    GeneralSearch_input.do?SID5S2P9GLPhpF6fKNgfIEp&product5WOS&search_mode5GeneralSearch of Science between 1970 and 2010. (A) Annual number of papers indexed

    with the topic climate change or global warming, restricted to all fields related to biology as

    well as those restricted to aquatic biology. As a control for both the increase in journals as well

    as bias due to the database itself, the number of citations for the term Drosophila is also pre-

    sented. Note that while there is a large overall increase in publications after 1990 (as indicated

    by the control), the increase in the number of these publications appears to be slowing; in

    contrast, the increase in the rate of publication of climate-related papers began much later,

    and is increasing rapidly, as shown by Hoegh-Guldberg and Bruno (2010). (B) General biol-

    ogy and aquatic biology articles that have utilized the concepts tipping points, ecological

    thresholds or stable states independently, or in combination with climate change or global

    warming in papers restricted to the ecological and environmental literature.

    125Tipping Points and the Keystone Role of Physiology

  • Mislan et al., 2009; Pearson et al., 2009), suggesting that our expectationof what to expect in coming decades may not always be poleward shiftsin species range boundaries, but at least in some cases may be localizedextinctions even well within range boundaries. Moreover, recent studieshave documented geographic variability in physiological tolerance(Pearson et al., 2009) and have experimentally shown evidence of localadaptation (Kuo and Sanford, 2009). All of these studies suggest that adetailed understanding of the mechanisms underlying the complex inter-action between changes in the physical environment and organismal andecological responses is vital if we are to predict future patterns of biodi-versity, distribution and abundance, and that simple generalizations arenot always effective as working null hypotheses.

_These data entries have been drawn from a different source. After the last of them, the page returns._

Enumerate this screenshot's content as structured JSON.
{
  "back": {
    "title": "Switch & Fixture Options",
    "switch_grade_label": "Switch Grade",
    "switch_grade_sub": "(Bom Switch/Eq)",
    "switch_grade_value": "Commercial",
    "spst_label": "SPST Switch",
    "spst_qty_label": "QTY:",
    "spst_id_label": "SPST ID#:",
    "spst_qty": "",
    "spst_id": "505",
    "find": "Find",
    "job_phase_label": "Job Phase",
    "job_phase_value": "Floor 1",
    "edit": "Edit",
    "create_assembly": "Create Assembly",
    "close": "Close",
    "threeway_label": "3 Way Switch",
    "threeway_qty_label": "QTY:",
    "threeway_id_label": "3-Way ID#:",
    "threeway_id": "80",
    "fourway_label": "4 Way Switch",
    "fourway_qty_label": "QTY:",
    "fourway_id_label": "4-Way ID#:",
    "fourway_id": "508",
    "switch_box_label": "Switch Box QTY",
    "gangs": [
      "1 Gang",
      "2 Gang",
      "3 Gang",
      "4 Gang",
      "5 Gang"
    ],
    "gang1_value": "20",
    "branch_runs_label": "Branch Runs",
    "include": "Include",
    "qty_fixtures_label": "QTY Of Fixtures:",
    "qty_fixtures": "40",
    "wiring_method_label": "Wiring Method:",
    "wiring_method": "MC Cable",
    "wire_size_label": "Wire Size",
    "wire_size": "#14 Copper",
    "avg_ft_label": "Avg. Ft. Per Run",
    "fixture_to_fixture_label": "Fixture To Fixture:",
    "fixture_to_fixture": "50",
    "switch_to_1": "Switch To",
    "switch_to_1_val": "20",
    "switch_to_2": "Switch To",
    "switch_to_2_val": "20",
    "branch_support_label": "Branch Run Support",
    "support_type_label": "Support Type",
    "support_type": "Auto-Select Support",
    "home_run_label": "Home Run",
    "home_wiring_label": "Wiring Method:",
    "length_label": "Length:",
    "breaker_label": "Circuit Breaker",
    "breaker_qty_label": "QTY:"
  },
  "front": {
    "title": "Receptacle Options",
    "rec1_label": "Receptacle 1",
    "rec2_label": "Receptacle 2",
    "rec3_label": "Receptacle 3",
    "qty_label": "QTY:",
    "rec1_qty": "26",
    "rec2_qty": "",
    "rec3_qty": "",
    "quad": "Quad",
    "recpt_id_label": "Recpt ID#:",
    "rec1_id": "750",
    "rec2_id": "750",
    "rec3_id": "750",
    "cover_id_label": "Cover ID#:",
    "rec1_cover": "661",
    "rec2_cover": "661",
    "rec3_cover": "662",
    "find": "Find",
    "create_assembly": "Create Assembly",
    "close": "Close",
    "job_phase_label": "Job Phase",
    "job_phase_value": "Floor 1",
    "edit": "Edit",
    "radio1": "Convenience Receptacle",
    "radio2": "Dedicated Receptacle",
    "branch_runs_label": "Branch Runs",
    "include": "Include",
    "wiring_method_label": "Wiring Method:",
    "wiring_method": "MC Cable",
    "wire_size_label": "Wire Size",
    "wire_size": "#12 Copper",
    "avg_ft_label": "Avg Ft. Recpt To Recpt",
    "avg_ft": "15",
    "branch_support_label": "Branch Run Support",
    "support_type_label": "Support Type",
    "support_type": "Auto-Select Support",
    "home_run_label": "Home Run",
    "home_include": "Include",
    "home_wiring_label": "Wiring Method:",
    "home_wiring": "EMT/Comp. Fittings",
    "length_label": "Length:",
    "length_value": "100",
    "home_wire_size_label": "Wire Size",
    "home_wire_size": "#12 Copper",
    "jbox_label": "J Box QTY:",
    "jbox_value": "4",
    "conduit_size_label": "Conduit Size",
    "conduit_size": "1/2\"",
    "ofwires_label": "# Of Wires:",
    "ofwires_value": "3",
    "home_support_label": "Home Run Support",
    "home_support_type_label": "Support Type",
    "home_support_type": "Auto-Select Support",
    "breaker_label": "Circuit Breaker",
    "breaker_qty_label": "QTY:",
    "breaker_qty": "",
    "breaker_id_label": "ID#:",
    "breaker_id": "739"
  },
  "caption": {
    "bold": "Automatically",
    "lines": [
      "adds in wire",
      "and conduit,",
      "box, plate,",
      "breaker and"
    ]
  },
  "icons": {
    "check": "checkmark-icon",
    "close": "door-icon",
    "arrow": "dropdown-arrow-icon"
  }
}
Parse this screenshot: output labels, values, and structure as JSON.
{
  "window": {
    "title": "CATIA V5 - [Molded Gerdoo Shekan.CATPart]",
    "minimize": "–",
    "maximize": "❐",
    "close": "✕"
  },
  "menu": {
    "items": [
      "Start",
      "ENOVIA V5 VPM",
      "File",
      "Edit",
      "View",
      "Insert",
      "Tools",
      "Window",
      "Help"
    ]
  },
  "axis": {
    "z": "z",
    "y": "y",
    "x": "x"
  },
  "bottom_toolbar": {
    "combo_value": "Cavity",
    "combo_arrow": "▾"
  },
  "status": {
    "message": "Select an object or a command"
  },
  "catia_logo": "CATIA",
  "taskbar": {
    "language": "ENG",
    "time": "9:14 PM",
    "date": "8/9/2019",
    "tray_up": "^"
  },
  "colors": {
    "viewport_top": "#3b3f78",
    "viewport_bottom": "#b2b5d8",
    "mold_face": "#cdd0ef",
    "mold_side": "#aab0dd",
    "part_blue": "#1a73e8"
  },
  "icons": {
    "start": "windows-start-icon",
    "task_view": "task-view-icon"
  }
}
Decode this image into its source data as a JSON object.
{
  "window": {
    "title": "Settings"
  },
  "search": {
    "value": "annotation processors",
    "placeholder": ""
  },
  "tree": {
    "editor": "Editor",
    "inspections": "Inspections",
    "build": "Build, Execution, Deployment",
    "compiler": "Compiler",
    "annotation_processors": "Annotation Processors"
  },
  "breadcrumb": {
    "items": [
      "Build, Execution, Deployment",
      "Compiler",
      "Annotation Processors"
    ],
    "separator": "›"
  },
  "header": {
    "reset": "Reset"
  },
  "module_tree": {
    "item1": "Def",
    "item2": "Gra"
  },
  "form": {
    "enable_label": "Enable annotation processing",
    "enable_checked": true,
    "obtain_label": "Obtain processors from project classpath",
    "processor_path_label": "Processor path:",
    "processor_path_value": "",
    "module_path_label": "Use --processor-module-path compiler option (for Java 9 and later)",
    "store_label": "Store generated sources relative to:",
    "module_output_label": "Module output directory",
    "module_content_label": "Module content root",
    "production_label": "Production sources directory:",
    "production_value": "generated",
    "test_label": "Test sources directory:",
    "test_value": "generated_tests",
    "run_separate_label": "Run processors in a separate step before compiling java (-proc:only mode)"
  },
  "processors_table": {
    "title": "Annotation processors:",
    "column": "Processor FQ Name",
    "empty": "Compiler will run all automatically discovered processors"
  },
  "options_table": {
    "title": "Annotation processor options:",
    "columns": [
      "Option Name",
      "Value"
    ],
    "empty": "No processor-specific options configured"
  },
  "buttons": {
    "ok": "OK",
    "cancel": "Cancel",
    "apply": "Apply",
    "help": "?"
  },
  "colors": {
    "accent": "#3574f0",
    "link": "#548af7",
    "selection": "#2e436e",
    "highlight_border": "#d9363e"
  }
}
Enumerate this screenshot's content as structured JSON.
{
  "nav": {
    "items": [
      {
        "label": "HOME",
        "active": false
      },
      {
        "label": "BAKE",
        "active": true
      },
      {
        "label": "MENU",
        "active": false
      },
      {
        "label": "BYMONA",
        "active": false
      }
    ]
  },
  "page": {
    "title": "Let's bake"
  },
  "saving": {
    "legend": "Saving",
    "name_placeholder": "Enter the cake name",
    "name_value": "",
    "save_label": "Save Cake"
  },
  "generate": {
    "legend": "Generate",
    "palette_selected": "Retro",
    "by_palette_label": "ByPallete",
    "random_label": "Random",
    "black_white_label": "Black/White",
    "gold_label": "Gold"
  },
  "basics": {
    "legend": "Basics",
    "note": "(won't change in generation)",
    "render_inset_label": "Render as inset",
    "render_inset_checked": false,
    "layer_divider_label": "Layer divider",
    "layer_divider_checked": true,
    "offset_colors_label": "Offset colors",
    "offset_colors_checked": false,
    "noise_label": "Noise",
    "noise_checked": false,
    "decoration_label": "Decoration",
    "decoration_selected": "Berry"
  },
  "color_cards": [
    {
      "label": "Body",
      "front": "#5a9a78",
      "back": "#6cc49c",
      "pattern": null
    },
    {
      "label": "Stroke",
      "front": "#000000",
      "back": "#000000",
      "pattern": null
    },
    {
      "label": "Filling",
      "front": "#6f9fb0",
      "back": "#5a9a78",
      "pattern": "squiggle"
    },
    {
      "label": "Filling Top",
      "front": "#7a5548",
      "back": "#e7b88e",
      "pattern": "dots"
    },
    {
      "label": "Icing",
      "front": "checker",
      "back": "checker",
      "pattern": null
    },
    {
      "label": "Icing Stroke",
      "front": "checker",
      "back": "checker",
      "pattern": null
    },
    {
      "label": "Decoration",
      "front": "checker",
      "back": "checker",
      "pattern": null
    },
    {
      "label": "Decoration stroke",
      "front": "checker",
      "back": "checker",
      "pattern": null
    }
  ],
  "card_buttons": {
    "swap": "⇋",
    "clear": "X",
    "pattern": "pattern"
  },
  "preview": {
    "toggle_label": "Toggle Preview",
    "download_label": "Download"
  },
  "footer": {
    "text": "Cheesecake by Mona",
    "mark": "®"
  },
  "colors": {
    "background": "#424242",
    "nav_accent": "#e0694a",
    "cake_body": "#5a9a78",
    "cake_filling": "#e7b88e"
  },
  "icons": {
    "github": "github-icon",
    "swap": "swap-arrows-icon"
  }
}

    Moreover, increasingly sophisticated adaptation planning by a widearray of decision makers demands quantitative predictions of ecologicalimpacts of climate change, often at fine spatial and temporal resolutions,along with associated estimates of uncertainty. For example, the emplace-ment of protected areas (Hoffman, 2003), predictions of fishery, cropand livestock productivity (CCSP, 2008) and estimates of the spread ofdisease and invasive species (Chown and Gaston, 2008; Kearney et al.,2008; US EPA, 2008) all demand quantitative, spatially and temporallyexplicit predictions of how climate change is likely to impact organismsand ecosystems (Ludwig et al., 2001). Predictions that are based on simplegeneralizations are highly unlikely to be able to capture the spatial andtemporal complexity of the real world in order to effectively plan andprepare for ongoing and future climate change impacts.

    Furthermore, the publics perception of climate change, and their trustin the scientific communitys understanding of climate change, is signifi-cantly affected by the frequency by which scientific predictions are borneout. Simple generalizations, while logically tractable, are not always theexpected outcome, as shown by Crimmins et al. (2011). Nevertheless,when patterns contrary to sweeping generalizations are reported, they areoften viewed by climate skeptics as evidence of the falsehood of climatechange or, worse, of the duplicity of scientists. In a recent opinion piece,Parmesan et al. (2011) stated that any attempts to attribute individualresponses to climate change were ill advised, suggesting that becausesuch cause and effect linkages were too complex, the scientific communityshould instead focus on overarching trends. In stark contrast, however, datacollected by communication experts have shown that when scientists makeexplicit predictions that can then be tested in a transparent manner, even atthe risk of failure, this builds trust between the public and the scientificcommunity (Goodwin and Dahlstrom, 2011). Thus, explicit, testable pre-dictions made using mechanistic approaches (Helmuth et al., 2005) notonly provide useful information to decision makers, and potentially eluci-date important principles by which weather and climate affect organisms

    126 Monaco and Helmuth

  • and ecosystems, but may also play an important role in